Cathy English at the Revelstoke Museum & Archives gave her first Brown Bag History talk of the year last Wednesday. The topic was Revelstoke in 1912 and, as usual, she was able to dig up lots of interesting tidbits about the town in that year.
Here are some highlights:
– The indoor skating rink burned down on New Year’s Day. The newspaper reported the fire was caused by a coal heater exploding. The fire broke out a little after 5 p.m., after public skate had ended. There were only a few maintenance workers in the arena when the explosion happened. “Luckily only one was injured but the building was a total loss,” English said. The skating rink wasn’t rebuilt until 1924.
– The second annual poultry show featured more than 300 birds, including some from out of town. However, one of the top competitors from Enderby couldn’t make it due to the weather.
– In the category of things staying the same, the city held its annual ratepayers meeting and elections in early January. Town administrators were disappointed in the turnout. “People were complaining about how the city was being run but nobody came out to express their concerns and ask questions,” said English. “That’s why I like going through the newspapers, because it’s usually a case of the same old thing. The more things change the more things stay the same.”
– The classifieds advertised a house on Second Street for rent for the tidy sum of $15 per month.
– A man was injured in a showshoeing collision. Wait, what? The newspaper reported that one Mr. Rutledge was run into by his companion and was injured.

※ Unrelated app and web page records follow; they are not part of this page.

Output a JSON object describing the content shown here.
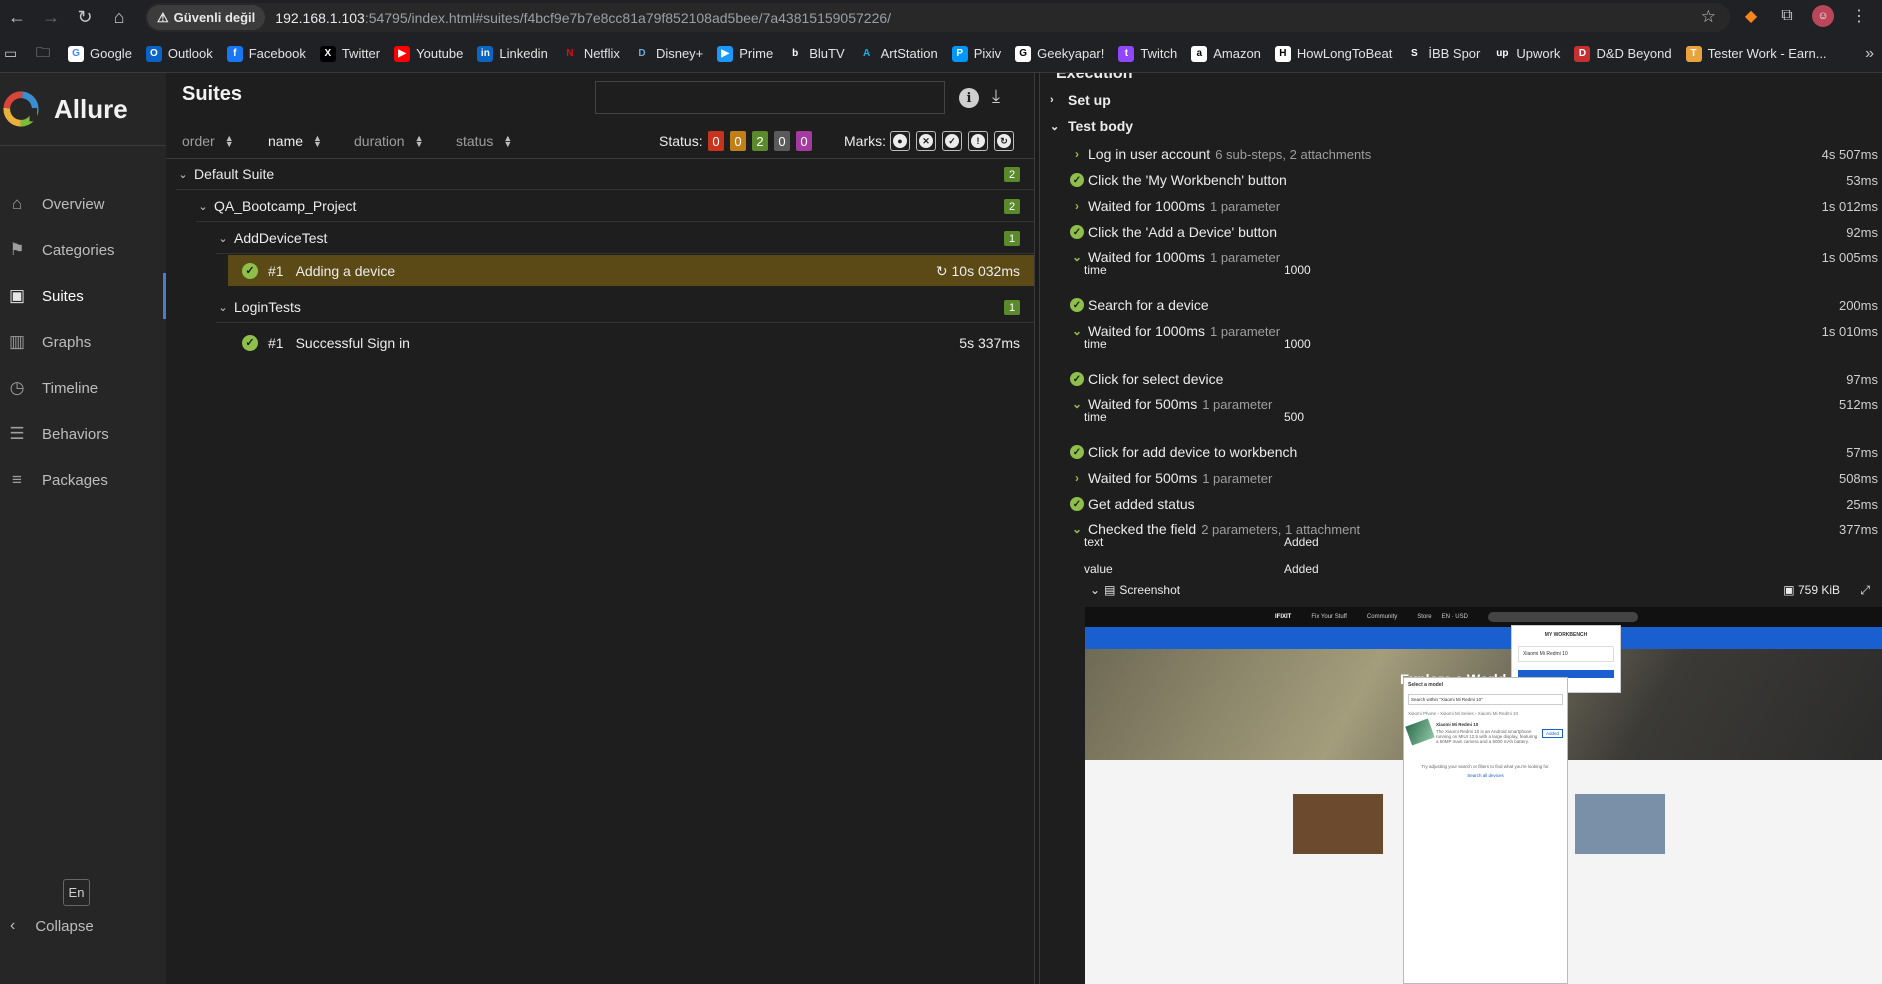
{
  "browser": {
    "security_label": "Güvenli değil",
    "url_host": "192.168.1.103",
    "url_rest": ":54795/index.html#suites/f4bcf9e7b7e8cc81a79f852108ad5bee/7a43815159057226/",
    "bookmarks": [
      {
        "label": "Google",
        "color": "#ffffff",
        "glyph": "G",
        "fg": "#4285f4"
      },
      {
        "label": "Outlook",
        "color": "#0a64c8",
        "glyph": "O",
        "fg": "#ffffff"
      },
      {
        "label": "Facebook",
        "color": "#1877f2",
        "glyph": "f",
        "fg": "#ffffff"
      },
      {
        "label": "Twitter",
        "color": "#000000",
        "glyph": "X",
        "fg": "#ffffff"
      },
      {
        "label": "Youtube",
        "color": "#ff0000",
        "glyph": "▶",
        "fg": "#ffffff"
      },
      {
        "label": "Linkedin",
        "color": "#0a66c2",
        "glyph": "in",
        "fg": "#ffffff"
      },
      {
        "label": "Netflix",
        "color": "#202124",
        "glyph": "N",
        "fg": "#e50914"
      },
      {
        "label": "Disney+",
        "color": "#202124",
        "glyph": "D",
        "fg": "#6fa8dc"
      },
      {
        "label": "Prime",
        "color": "#1a98ff",
        "glyph": "▶",
        "fg": "#ffffff"
      },
      {
        "label": "BluTV",
        "color": "#202124",
        "glyph": "b",
        "fg": "#ffffff"
      },
      {
        "label": "ArtStation",
        "color": "#202124",
        "glyph": "A",
        "fg": "#13aff0"
      },
      {
        "label": "Pixiv",
        "color": "#0096fa",
        "glyph": "P",
        "fg": "#ffffff"
      },
      {
        "label": "Geekyapar!",
        "color": "#ffffff",
        "glyph": "G",
        "fg": "#000000"
      },
      {
        "label": "Twitch",
        "color": "#9146ff",
        "glyph": "t",
        "fg": "#ffffff"
      },
      {
        "label": "Amazon",
        "color": "#ffffff",
        "glyph": "a",
        "fg": "#000000"
      },
      {
        "label": "HowLongToBeat",
        "color": "#ffffff",
        "glyph": "H",
        "fg": "#000000"
      },
      {
        "label": "İBB Spor",
        "color": "#202124",
        "glyph": "S",
        "fg": "#ffffff"
      },
      {
        "label": "Upwork",
        "color": "#202124",
        "glyph": "up",
        "fg": "#ffffff"
      },
      {
        "label": "D&D Beyond",
        "color": "#c53131",
        "glyph": "D",
        "fg": "#ffffff"
      },
      {
        "label": "Tester Work - Earn...",
        "color": "#e8a33d",
        "glyph": "T",
        "fg": "#ffffff"
      }
    ]
  },
  "sidebar": {
    "brand": "Allure",
    "items": [
      {
        "label": "Overview",
        "icon": "home-icon"
      },
      {
        "label": "Categories",
        "icon": "flag-icon"
      },
      {
        "label": "Suites",
        "icon": "briefcase-icon"
      },
      {
        "label": "Graphs",
        "icon": "bar-chart-icon"
      },
      {
        "label": "Timeline",
        "icon": "clock-icon"
      },
      {
        "label": "Behaviors",
        "icon": "list-icon"
      },
      {
        "label": "Packages",
        "icon": "align-left-icon"
      }
    ],
    "active": "Suites",
    "language": "En",
    "collapse_label": "Collapse"
  },
  "suites": {
    "title": "Suites",
    "search_placeholder": "",
    "sort": {
      "order": "order",
      "name": "name",
      "duration": "duration",
      "status": "status"
    },
    "status_label": "Status:",
    "status_counts": [
      {
        "value": "0",
        "color": "#c5341c"
      },
      {
        "value": "0",
        "color": "#c08019"
      },
      {
        "value": "2",
        "color": "#5b8a2d"
      },
      {
        "value": "0",
        "color": "#5a5a5a"
      },
      {
        "value": "0",
        "color": "#a23aa0"
      }
    ],
    "marks_label": "Marks:",
    "tree": {
      "default_suite": {
        "label": "Default Suite",
        "count": "2"
      },
      "project": {
        "label": "QA_Bootcamp_Project",
        "count": "2"
      },
      "add_device": {
        "label": "AddDeviceTest",
        "count": "1",
        "test_num": "#1",
        "test_name": "Adding a device",
        "test_duration": "10s 032ms"
      },
      "login": {
        "label": "LoginTests",
        "count": "1",
        "test_num": "#1",
        "test_name": "Successful Sign in",
        "test_duration": "5s 337ms"
      }
    }
  },
  "execution": {
    "title": "Execution",
    "setup_label": "Set up",
    "body_label": "Test body",
    "steps": [
      {
        "label": "Log in user account",
        "sub": "6 sub-steps, 2 attachments",
        "dur": "4s 507ms",
        "kind": "chev-right"
      },
      {
        "label": "Click the 'My Workbench' button",
        "sub": "",
        "dur": "53ms",
        "kind": "ok"
      },
      {
        "label": "Waited for 1000ms",
        "sub": "1 parameter",
        "dur": "1s 012ms",
        "kind": "chev-right"
      },
      {
        "label": "Click the 'Add a Device' button",
        "sub": "",
        "dur": "92ms",
        "kind": "ok"
      },
      {
        "label": "Waited for 1000ms",
        "sub": "1 parameter",
        "dur": "1s 005ms",
        "kind": "chev-down"
      },
      {
        "label": "Search for a device",
        "sub": "",
        "dur": "200ms",
        "kind": "ok"
      },
      {
        "label": "Waited for 1000ms",
        "sub": "1 parameter",
        "dur": "1s 010ms",
        "kind": "chev-down"
      },
      {
        "label": "Click for select device",
        "sub": "",
        "dur": "97ms",
        "kind": "ok"
      },
      {
        "label": "Waited for 500ms",
        "sub": "1 parameter",
        "dur": "512ms",
        "kind": "chev-down"
      },
      {
        "label": "Click for add device to workbench",
        "sub": "",
        "dur": "57ms",
        "kind": "ok"
      },
      {
        "label": "Waited for 500ms",
        "sub": "1 parameter",
        "dur": "508ms",
        "kind": "chev-right"
      },
      {
        "label": "Get added status",
        "sub": "",
        "dur": "25ms",
        "kind": "ok"
      },
      {
        "label": "Checked the field",
        "sub": "2 parameters, 1 attachment",
        "dur": "377ms",
        "kind": "chev-down"
      }
    ],
    "params": {
      "p1": {
        "name": "time",
        "value": "1000"
      },
      "p2": {
        "name": "time",
        "value": "1000"
      },
      "p3": {
        "name": "time",
        "value": "500"
      },
      "p4": {
        "name": "text",
        "value": "Added"
      },
      "p5": {
        "name": "value",
        "value": "Added"
      }
    },
    "attachment": {
      "name": "Screenshot",
      "size": "759 KiB"
    }
  },
  "screenshot": {
    "logo": "IFIXIT",
    "nav": [
      "Fix Your Stuff",
      "Community",
      "Store",
      "EN · USD"
    ],
    "banner_title": "Explore a World of",
    "workbench_title": "MY WORKBENCH",
    "workbench_item": "Xiaomi Mi Redmi 10",
    "modal_title": "Select a model",
    "modal_search": "Search within \"Xiaomi Mi Redmi 10\"",
    "breadcrumb": "Xiaomi Phone › Xiaomi Mi Series › Xiaomi Mi Redmi 10",
    "device_name": "Xiaomi Mi Redmi 10",
    "device_desc": "The Xiaomi Redmi 10 is an Android smartphone running on MIUI 12.5 with a large display, featuring a 50MP main camera and a 5000 mAh battery.",
    "added": "Added",
    "footer_text": "Try adjusting your search or filters to find what you're looking for.",
    "footer_link": "Search all devices"
  }
}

Fortunately he fully recovered. “Extreme showshoeing,” English joked.
– Dr. W.H. Sutherland was appointed mayor by acclamation. The city used a ward system for electing alderman and in only one ward was there actually a race for a spot. Later that year, MLA Thomas Taylor was also elected by acclamation.
– Machinist Daniel Jackson died when an avalanche hit a train at Lauretta crossing on Jan. 17. He left behind a wife and seven children and CP Rail didn’t want to compensate them because Jackson wasn’t scheduled to be on that train.
Dr. Hamilton was on the train as well and was nearly buried by the snow. He was in the superintendents car when the avalanche hit. He told the newspaper that the avalanche drove the car 60 feet down an embankment and filled the car with snow six feet deep. He had just about give up hope of rescue when he was dug out. “The newspaper said he was planning on taking a trip to restore his nerves after the ordeal,” said English.
– In other tragic incidents, also on Jan. 17, Walter Taylor was killed after being crushed by a tree at Ferguson mines. On Jan. 27, train engineer George Morris slipped off the foot board and was crushed by the wheels of the train west of Revelstoke. On Mar. 6, a collision at Three Valley Gap killed fireman Duckworth. On May 8, Harry K. Mennell, the janitor of the YMCA, was found drowned in the YMCA swimming pool. In June, engineer W.H. Jolliffe was killed in a head-on collision at Tappen, about 100 kilometres west of Revelstoke.
– An article touted Revelstoke’s potential as both a summer and winter tourist destination. In a great example of the flowery newspaper writing of the time, the author wrote: “The time will come when the winter sports of Switzerland – tobagganing, snowshoeing, skiing, will bring here people from all parts of the world to enjoy the bracing winter air and invigorating winter sports that make for health and pleasure, as the ski-runner drinks the wine of the wind in his lightning runs down the mountain slopes.”
– The Caledonian Society held its first Burns Supper at the Windsor Hotel. The newspaper described the event as follows: “There were burly men and smiling matrons, braw lads and sonsy kimmers, at whom it was a pleasure to gaze upon full of health and glee.”
– Former Revelstoke resident R.P. Pettipiece was jailed in Vancouver for his support of women’s voting rights. He was acquitted.
– Swim lessons at the YMCA were a mere 10 cents.
– A. Carlson got more than 100 individuals and businesses, as well as the city medical health officer, to endorse the quality of his milk. He was accused of watering it down.
– On Feb. 28 a bridge was built across the Illecillewaet River.
– The cornerstone was laid on the Revelstoke Court House in the spring. It was built by local contractors Foote & Pradolini.
– The Dominion Sawmill re-opened after being placed in receivership. The mill aimed to employ only white labour, if possible. The Hotel Climax had the same hiring policies.
– In the biggest news of the year, the Board of Trade formed the Revelstoke Progress Club in order to promote tourism in Revelstoke. About 150 people attended the initial meeting and 123 paid $1 each to be members. A 30-member, all male board consisting of mostly the old guard (according to English) was formed.
The club’s significance is that they formed the lobby group that led to the establishment of Mt. Revelstoke National Park. Early talks about the park called for a road to the summit and a CP resort and golf club at the summit.
The club adopted a slogan for Revelstoke: The Capital of Canada’s Alps. The alternatives were “Revelstoke: The mountain magnet,” “The Rockies scenic city,” “Three Rs: railways, rivers and resources,” and “The golden best of the golden west.”
They also promoted local shopping, the main competition at the time being the Eaton’s catalogue.